- _What is required_: Search the listing for the word "handle" and say how many lines have it, nothing besides.

- _Excerpted records_:
=== Section Start ===

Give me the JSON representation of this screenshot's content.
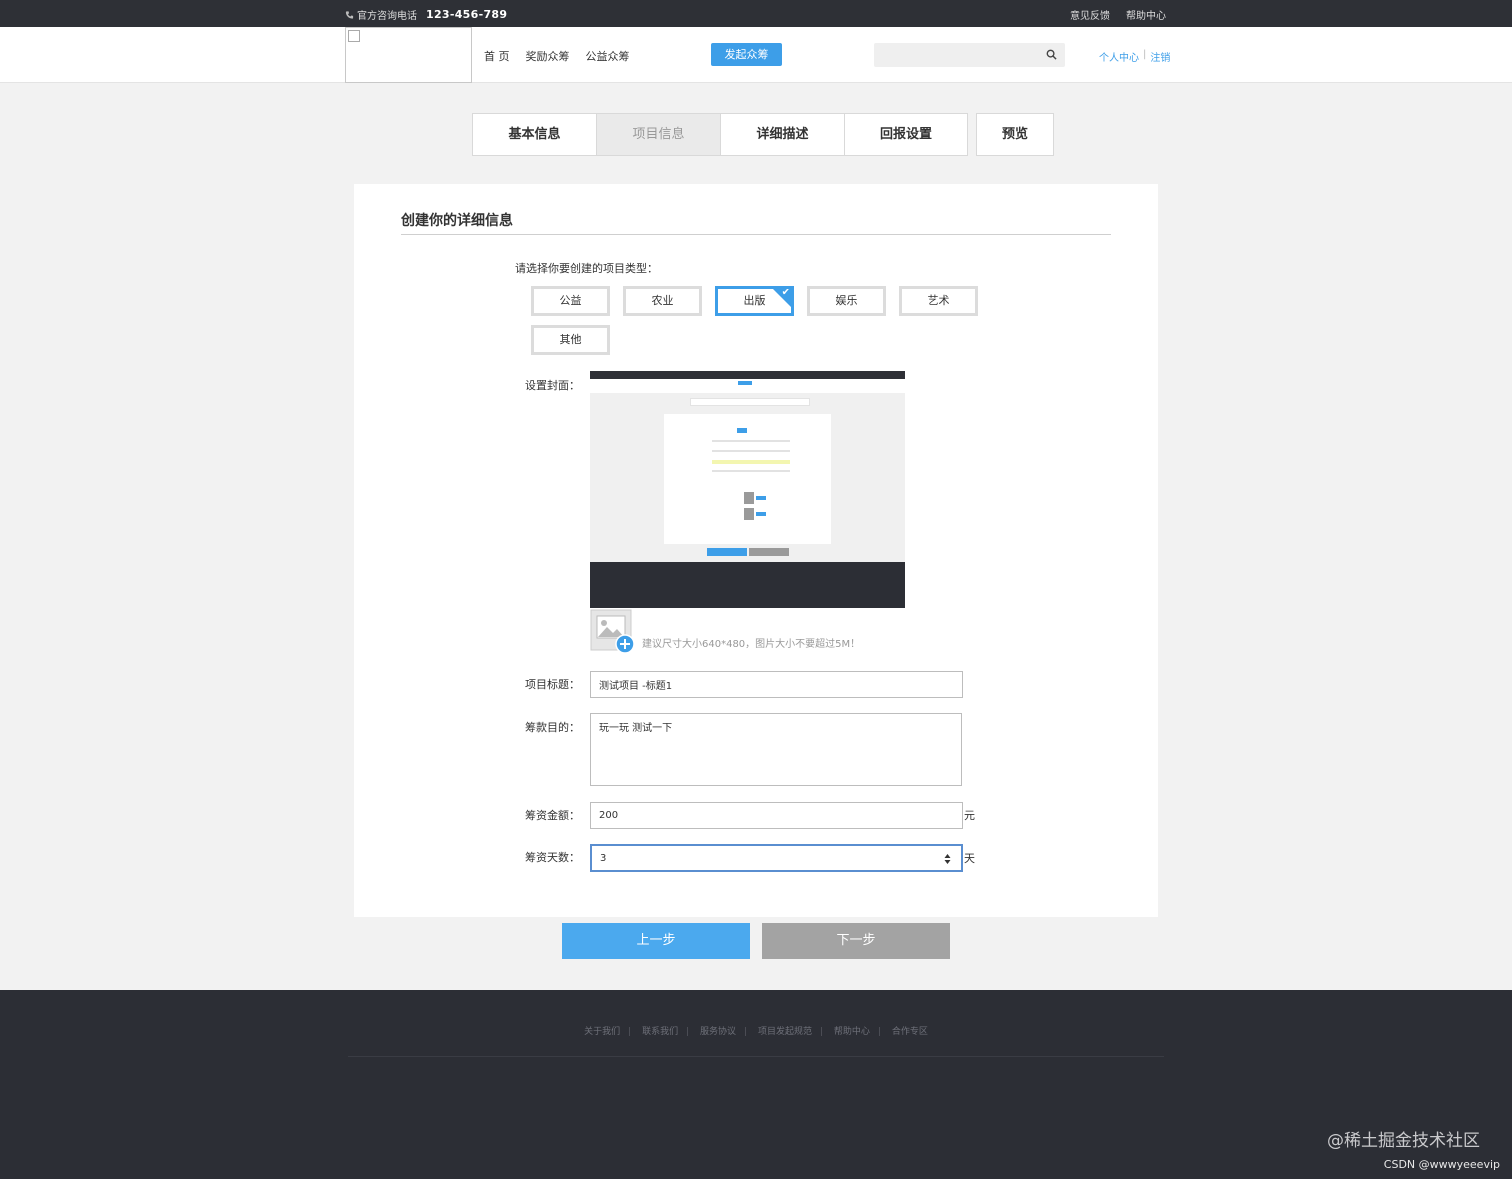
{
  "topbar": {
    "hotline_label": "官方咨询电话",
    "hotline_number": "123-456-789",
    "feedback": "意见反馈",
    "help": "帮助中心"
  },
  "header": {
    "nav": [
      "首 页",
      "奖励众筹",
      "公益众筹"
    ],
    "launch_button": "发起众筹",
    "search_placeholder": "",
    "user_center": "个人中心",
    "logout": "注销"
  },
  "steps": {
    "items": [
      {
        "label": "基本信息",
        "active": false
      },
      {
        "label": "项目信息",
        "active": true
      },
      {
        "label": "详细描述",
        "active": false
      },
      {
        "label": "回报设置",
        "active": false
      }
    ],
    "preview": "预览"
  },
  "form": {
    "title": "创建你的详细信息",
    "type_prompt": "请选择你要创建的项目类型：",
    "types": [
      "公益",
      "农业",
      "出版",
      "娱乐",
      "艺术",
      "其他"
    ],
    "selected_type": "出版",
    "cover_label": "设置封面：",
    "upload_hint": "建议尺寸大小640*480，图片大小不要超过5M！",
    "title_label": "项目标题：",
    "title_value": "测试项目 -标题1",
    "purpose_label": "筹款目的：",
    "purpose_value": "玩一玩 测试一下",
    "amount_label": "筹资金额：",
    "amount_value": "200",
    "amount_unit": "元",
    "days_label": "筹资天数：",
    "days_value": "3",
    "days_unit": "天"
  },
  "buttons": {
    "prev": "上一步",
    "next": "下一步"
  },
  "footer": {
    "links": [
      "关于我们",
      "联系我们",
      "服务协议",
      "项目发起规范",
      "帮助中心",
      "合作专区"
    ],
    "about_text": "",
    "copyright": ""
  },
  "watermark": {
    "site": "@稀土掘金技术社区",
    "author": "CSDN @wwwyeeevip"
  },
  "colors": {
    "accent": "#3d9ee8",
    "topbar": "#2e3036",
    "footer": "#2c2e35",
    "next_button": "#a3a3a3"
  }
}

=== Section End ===
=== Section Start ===

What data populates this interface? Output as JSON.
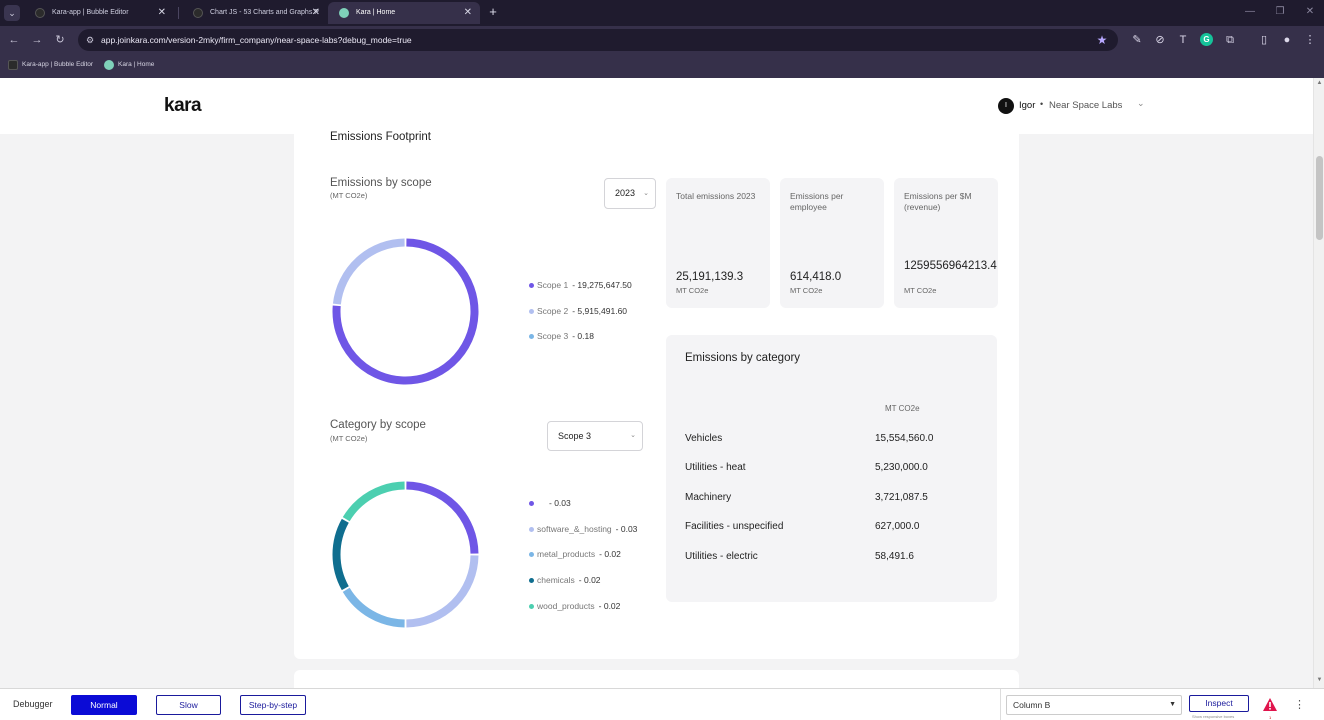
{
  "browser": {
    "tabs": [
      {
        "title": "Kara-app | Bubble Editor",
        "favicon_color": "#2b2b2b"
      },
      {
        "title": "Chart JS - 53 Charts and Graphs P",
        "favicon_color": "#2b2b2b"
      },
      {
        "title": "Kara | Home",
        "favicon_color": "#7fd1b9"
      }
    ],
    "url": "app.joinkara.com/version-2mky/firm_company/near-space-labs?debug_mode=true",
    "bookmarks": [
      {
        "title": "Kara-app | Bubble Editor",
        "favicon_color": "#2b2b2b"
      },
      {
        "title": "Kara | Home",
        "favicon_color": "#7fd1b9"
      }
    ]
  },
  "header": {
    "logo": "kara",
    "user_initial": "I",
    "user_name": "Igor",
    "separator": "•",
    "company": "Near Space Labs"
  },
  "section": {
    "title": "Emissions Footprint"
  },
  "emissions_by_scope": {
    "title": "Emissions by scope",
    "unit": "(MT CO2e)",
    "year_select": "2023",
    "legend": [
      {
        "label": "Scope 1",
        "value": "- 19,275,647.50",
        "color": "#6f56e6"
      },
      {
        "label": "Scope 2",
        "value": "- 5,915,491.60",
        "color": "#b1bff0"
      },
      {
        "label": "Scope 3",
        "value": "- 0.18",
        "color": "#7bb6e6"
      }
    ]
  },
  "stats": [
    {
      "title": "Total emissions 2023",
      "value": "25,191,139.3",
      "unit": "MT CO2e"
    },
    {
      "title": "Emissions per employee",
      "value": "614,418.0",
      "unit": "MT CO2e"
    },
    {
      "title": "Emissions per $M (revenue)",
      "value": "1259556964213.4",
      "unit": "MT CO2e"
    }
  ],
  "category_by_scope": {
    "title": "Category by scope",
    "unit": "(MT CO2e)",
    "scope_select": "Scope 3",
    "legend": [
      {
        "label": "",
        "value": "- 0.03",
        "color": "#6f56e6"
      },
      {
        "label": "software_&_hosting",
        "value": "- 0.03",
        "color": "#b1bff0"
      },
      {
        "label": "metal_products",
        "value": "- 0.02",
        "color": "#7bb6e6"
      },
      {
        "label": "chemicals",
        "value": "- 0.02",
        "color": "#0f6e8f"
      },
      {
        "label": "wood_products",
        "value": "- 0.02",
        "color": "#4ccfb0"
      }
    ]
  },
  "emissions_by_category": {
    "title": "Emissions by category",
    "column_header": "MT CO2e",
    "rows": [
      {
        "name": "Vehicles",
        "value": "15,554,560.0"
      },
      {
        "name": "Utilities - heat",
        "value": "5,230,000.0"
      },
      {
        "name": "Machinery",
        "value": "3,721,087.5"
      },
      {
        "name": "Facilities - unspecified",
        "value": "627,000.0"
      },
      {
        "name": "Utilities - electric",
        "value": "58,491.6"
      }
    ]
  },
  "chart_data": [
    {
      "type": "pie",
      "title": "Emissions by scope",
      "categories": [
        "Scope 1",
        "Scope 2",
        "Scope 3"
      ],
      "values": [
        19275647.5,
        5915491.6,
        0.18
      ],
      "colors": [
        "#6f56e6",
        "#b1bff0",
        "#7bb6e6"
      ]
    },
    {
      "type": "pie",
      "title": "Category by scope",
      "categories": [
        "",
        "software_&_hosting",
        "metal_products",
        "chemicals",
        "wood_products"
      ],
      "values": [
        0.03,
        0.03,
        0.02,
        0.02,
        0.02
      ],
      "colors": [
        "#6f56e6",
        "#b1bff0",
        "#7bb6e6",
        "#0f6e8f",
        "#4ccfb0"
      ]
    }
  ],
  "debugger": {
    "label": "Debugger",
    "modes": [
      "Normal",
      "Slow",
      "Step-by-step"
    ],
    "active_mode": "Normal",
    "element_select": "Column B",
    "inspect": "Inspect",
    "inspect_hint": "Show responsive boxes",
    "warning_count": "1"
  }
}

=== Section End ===
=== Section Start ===

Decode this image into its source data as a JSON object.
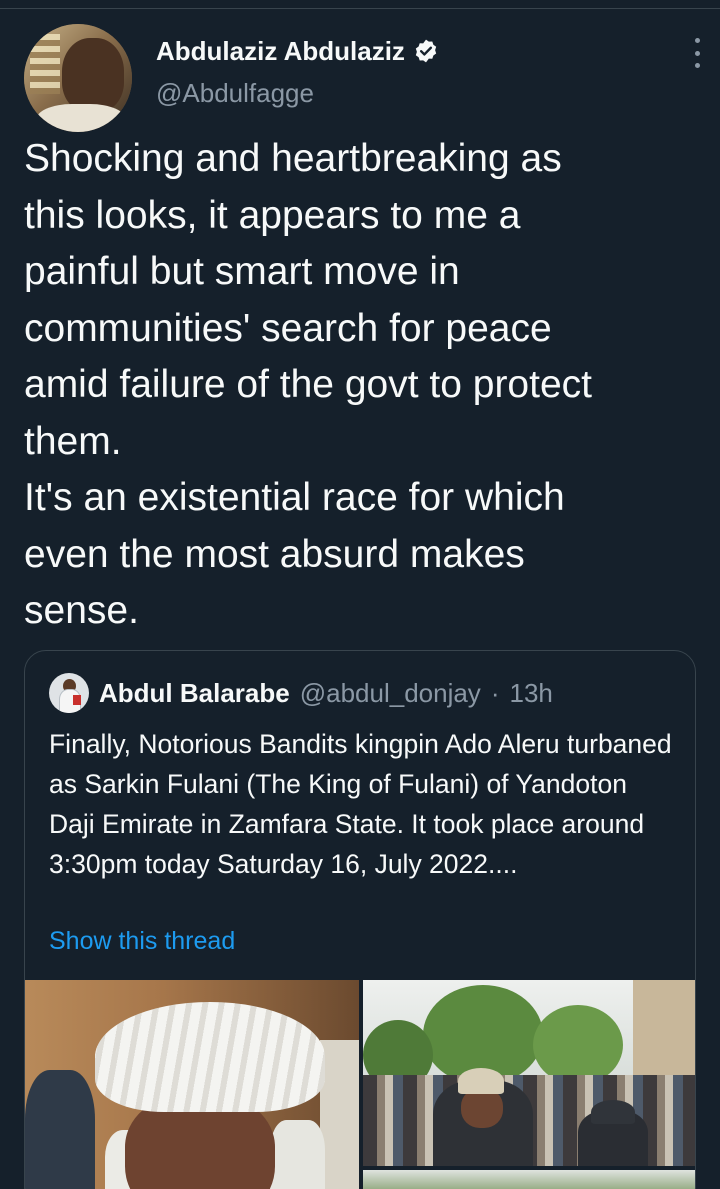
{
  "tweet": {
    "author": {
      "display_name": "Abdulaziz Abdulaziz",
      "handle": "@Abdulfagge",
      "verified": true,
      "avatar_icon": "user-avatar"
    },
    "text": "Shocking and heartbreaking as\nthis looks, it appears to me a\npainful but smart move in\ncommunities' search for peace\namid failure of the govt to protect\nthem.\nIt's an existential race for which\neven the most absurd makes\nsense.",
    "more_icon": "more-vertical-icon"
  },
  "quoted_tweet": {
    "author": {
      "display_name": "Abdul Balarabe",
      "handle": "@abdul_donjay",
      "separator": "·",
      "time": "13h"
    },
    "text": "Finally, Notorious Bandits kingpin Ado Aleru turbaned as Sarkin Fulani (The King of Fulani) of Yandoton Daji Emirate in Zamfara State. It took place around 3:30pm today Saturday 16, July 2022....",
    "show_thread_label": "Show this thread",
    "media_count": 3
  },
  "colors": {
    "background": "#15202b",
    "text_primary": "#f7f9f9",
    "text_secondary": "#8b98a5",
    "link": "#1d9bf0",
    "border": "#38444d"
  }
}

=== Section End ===

- _Answer to the problem_: 2